(Dataset rows for apps and sites)
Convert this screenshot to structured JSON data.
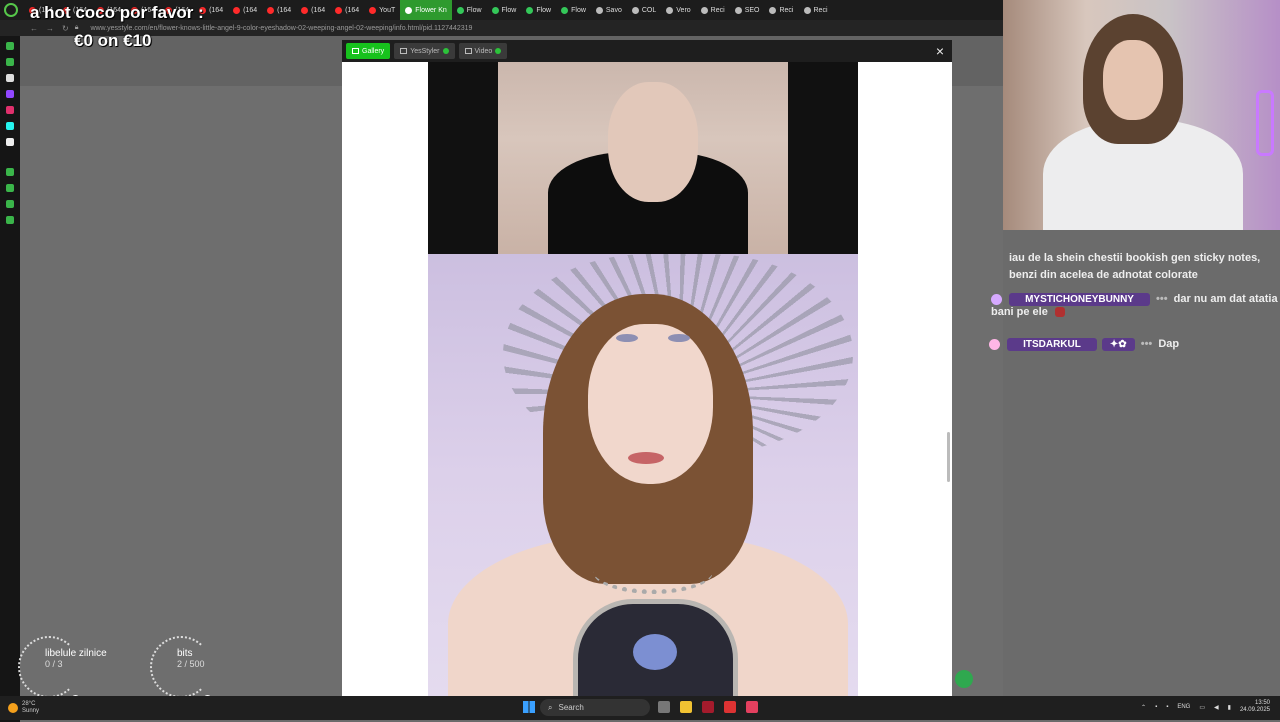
{
  "browser": {
    "tabs": [
      {
        "label": "(164",
        "color": "#ff2a2a"
      },
      {
        "label": "(164",
        "color": "#ff2a2a"
      },
      {
        "label": "(164",
        "color": "#ff2a2a"
      },
      {
        "label": "(164",
        "color": "#ff2a2a"
      },
      {
        "label": "(164",
        "color": "#ff2a2a"
      },
      {
        "label": "(164",
        "color": "#ff2a2a"
      },
      {
        "label": "(164",
        "color": "#ff2a2a"
      },
      {
        "label": "(164",
        "color": "#ff2a2a"
      },
      {
        "label": "(164",
        "color": "#ff2a2a"
      },
      {
        "label": "(164",
        "color": "#ff2a2a"
      },
      {
        "label": "YouT",
        "color": "#ff2a2a"
      },
      {
        "label": "Flower Kn",
        "color": "#ffffff",
        "active": true
      },
      {
        "label": "Flow",
        "color": "#34c759"
      },
      {
        "label": "Flow",
        "color": "#34c759"
      },
      {
        "label": "Flow",
        "color": "#34c759"
      },
      {
        "label": "Flow",
        "color": "#34c759"
      },
      {
        "label": "Savo",
        "color": "#bbbbbb"
      },
      {
        "label": "COL",
        "color": "#bbbbbb"
      },
      {
        "label": "Vero",
        "color": "#bbbbbb"
      },
      {
        "label": "Reci",
        "color": "#bbbbbb"
      },
      {
        "label": "SEO",
        "color": "#bbbbbb"
      },
      {
        "label": "Reci",
        "color": "#bbbbbb"
      },
      {
        "label": "Reci",
        "color": "#bbbbbb"
      }
    ],
    "url": "www.yesstyle.com/en/flower-knows-little-angel-9-color-eyeshadow-02-weeping-angel-02-weeping/info.html/pid.1127442319"
  },
  "modal": {
    "tabs": [
      {
        "label": "Gallery",
        "active": true
      },
      {
        "label": "YesStyler",
        "active": false
      },
      {
        "label": "Video",
        "active": false
      }
    ],
    "close_label": "×"
  },
  "goal": {
    "title": "a hot coco por favor :",
    "amount": "€0 on €10"
  },
  "chat": {
    "messages": [
      {
        "text": "iau de la shein chestii bookish gen sticky notes, benzi din acelea de adnotat colorate"
      },
      {
        "user": "MYSTICHONEYBUNNY",
        "text": "dar nu am dat atatia bani pe ele"
      },
      {
        "user": "ITSDARKUL",
        "text": "Dap"
      }
    ],
    "dots": "•••"
  },
  "widgets": [
    {
      "name": "libelule zilnice",
      "value": "0 / 3"
    },
    {
      "name": "bits",
      "value": "2 / 500"
    }
  ],
  "taskbar": {
    "weather_temp": "28°C",
    "weather_desc": "Sunny",
    "search_placeholder": "Search",
    "language": "ENG",
    "time": "13:50",
    "date": "24.09.2025"
  },
  "colors": {
    "accent_green": "#17c21d",
    "username_bg": "#5b3a8a"
  }
}
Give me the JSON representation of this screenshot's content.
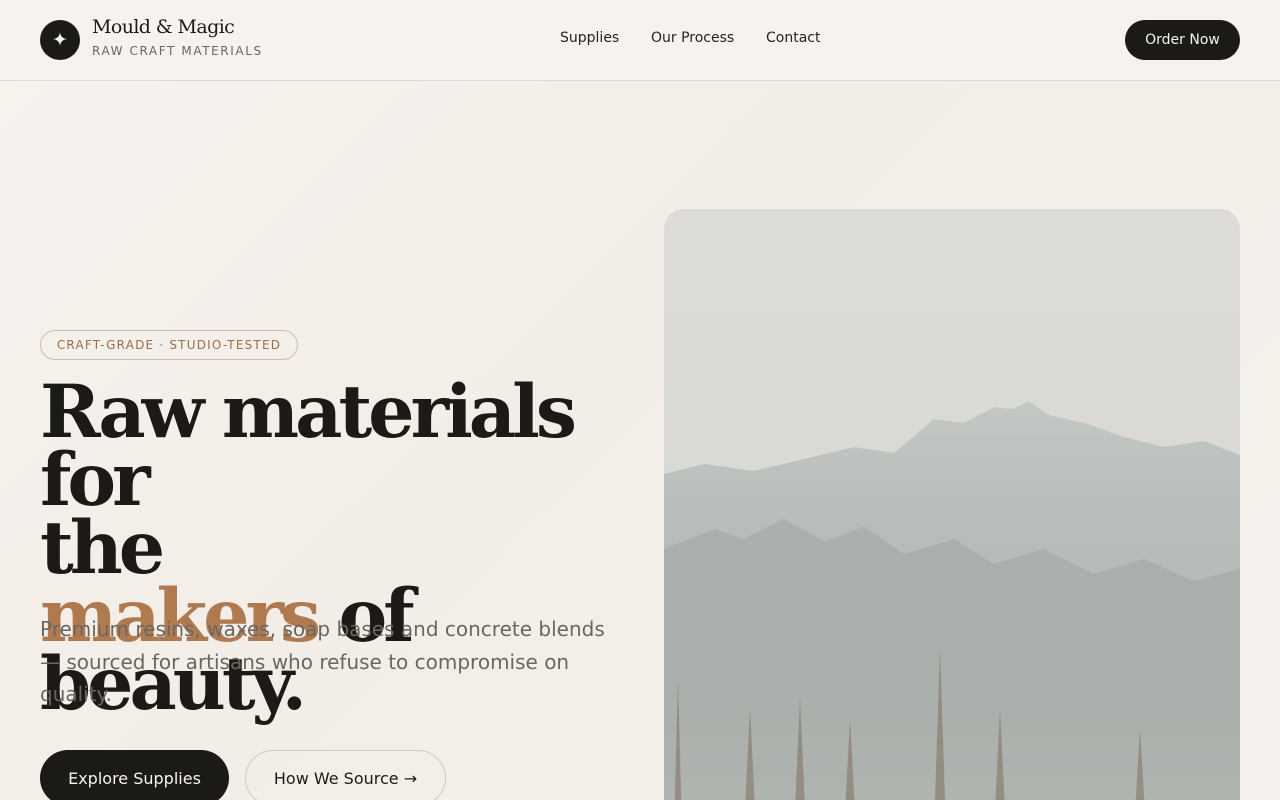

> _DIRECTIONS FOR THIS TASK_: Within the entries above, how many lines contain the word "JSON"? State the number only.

> _RESPONSE TO THIS EXERCISE_: 2